* What to produce *
Could you copy the lines below exactly, leaving none out?

[Records for this exercise Boundary: Start]

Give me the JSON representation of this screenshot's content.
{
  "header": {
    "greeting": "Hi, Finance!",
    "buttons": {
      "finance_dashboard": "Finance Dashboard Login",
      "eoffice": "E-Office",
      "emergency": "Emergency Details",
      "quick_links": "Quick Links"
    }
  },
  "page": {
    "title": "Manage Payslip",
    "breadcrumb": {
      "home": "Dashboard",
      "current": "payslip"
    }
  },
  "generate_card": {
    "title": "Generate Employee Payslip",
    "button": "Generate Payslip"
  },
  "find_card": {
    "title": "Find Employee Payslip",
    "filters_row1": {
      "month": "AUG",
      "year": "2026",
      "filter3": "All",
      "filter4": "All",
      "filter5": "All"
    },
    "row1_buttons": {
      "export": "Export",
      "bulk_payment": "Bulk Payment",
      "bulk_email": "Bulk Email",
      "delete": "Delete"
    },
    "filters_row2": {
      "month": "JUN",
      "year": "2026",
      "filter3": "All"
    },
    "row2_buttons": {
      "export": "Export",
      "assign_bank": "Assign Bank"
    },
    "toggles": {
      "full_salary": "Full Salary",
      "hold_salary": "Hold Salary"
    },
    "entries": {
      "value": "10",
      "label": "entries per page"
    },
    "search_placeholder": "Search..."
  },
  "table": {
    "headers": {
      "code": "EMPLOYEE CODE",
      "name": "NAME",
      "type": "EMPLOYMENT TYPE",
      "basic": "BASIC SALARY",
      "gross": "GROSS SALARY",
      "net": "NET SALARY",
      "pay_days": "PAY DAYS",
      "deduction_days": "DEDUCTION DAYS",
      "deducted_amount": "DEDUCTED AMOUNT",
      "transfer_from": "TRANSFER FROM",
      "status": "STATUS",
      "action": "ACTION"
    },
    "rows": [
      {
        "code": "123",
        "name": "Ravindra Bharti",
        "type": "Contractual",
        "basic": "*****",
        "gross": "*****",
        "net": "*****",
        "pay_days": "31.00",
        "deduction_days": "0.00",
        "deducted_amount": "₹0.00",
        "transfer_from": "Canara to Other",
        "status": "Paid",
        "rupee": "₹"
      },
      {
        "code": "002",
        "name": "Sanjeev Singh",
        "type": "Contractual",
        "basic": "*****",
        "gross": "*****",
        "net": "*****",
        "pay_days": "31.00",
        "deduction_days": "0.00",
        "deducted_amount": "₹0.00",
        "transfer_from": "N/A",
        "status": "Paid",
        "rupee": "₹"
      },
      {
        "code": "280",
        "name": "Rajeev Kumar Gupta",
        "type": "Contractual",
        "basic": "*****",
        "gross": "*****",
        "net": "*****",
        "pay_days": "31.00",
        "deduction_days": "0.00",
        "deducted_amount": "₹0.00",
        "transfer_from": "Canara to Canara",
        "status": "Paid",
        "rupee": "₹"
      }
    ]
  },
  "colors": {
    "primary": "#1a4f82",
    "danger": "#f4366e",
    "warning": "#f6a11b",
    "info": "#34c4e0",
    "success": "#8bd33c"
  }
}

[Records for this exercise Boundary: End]

* Your response *
Give me the JSON representation of this screenshot's content.
{
  "header": {
    "greeting": "Hi, Finance!",
    "buttons": {
      "finance_dashboard": "Finance Dashboard Login",
      "eoffice": "E-Office",
      "emergency": "Emergency Details",
      "quick_links": "Quick Links"
    }
  },
  "page": {
    "title": "Manage Payslip",
    "breadcrumb": {
      "home": "Dashboard",
      "current": "payslip"
    }
  },
  "generate_card": {
    "title": "Generate Employee Payslip",
    "button": "Generate Payslip"
  },
  "find_card": {
    "title": "Find Employee Payslip",
    "filters_row1": {
      "month": "AUG",
      "year": "2026",
      "filter3": "All",
      "filter4": "All",
      "filter5": "All"
    },
    "row1_buttons": {
      "export": "Export",
      "bulk_payment": "Bulk Payment",
      "bulk_email": "Bulk Email",
      "delete": "Delete"
    },
    "filters_row2": {
      "month": "JUN",
      "year": "2026",
      "filter3": "All"
    },
    "row2_buttons": {
      "export": "Export",
      "assign_bank": "Assign Bank"
    },
    "toggles": {
      "full_salary": "Full Salary",
      "hold_salary": "Hold Salary"
    },
    "entries": {
      "value": "10",
      "label": "entries per page"
    },
    "search_placeholder": "Search..."
  },
  "table": {
    "headers": {
      "code": "EMPLOYEE CODE",
      "name": "NAME",
      "type": "EMPLOYMENT TYPE",
      "basic": "BASIC SALARY",
      "gross": "GROSS SALARY",
      "net": "NET SALARY",
      "pay_days": "PAY DAYS",
      "deduction_days": "DEDUCTION DAYS",
      "deducted_amount": "DEDUCTED AMOUNT",
      "transfer_from": "TRANSFER FROM",
      "status": "STATUS",
      "action": "ACTION"
    },
    "rows": [
      {
        "code": "123",
        "name": "Ravindra Bharti",
        "type": "Contractual",
        "basic": "*****",
        "gross": "*****",
        "net": "*****",
        "pay_days": "31.00",
        "deduction_days": "0.00",
        "deducted_amount": "₹0.00",
        "transfer_from": "Canara to Other",
        "status": "Paid",
        "rupee": "₹"
      },
      {
        "code": "002",
        "name": "Sanjeev Singh",
        "type": "Contractual",
        "basic": "*****",
        "gross": "*****",
        "net": "*****",
        "pay_days": "31.00",
        "deduction_days": "0.00",
        "deducted_amount": "₹0.00",
        "transfer_from": "N/A",
        "status": "Paid",
        "rupee": "₹"
      },
      {
        "code": "280",
        "name": "Rajeev Kumar Gupta",
        "type": "Contractual",
        "basic": "*****",
        "gross": "*****",
        "net": "*****",
        "pay_days": "31.00",
        "deduction_days": "0.00",
        "deducted_amount": "₹0.00",
        "transfer_from": "Canara to Canara",
        "status": "Paid",
        "rupee": "₹"
      }
    ]
  },
  "colors": {
    "primary": "#1a4f82",
    "danger": "#f4366e",
    "warning": "#f6a11b",
    "info": "#34c4e0",
    "success": "#8bd33c"
  }
}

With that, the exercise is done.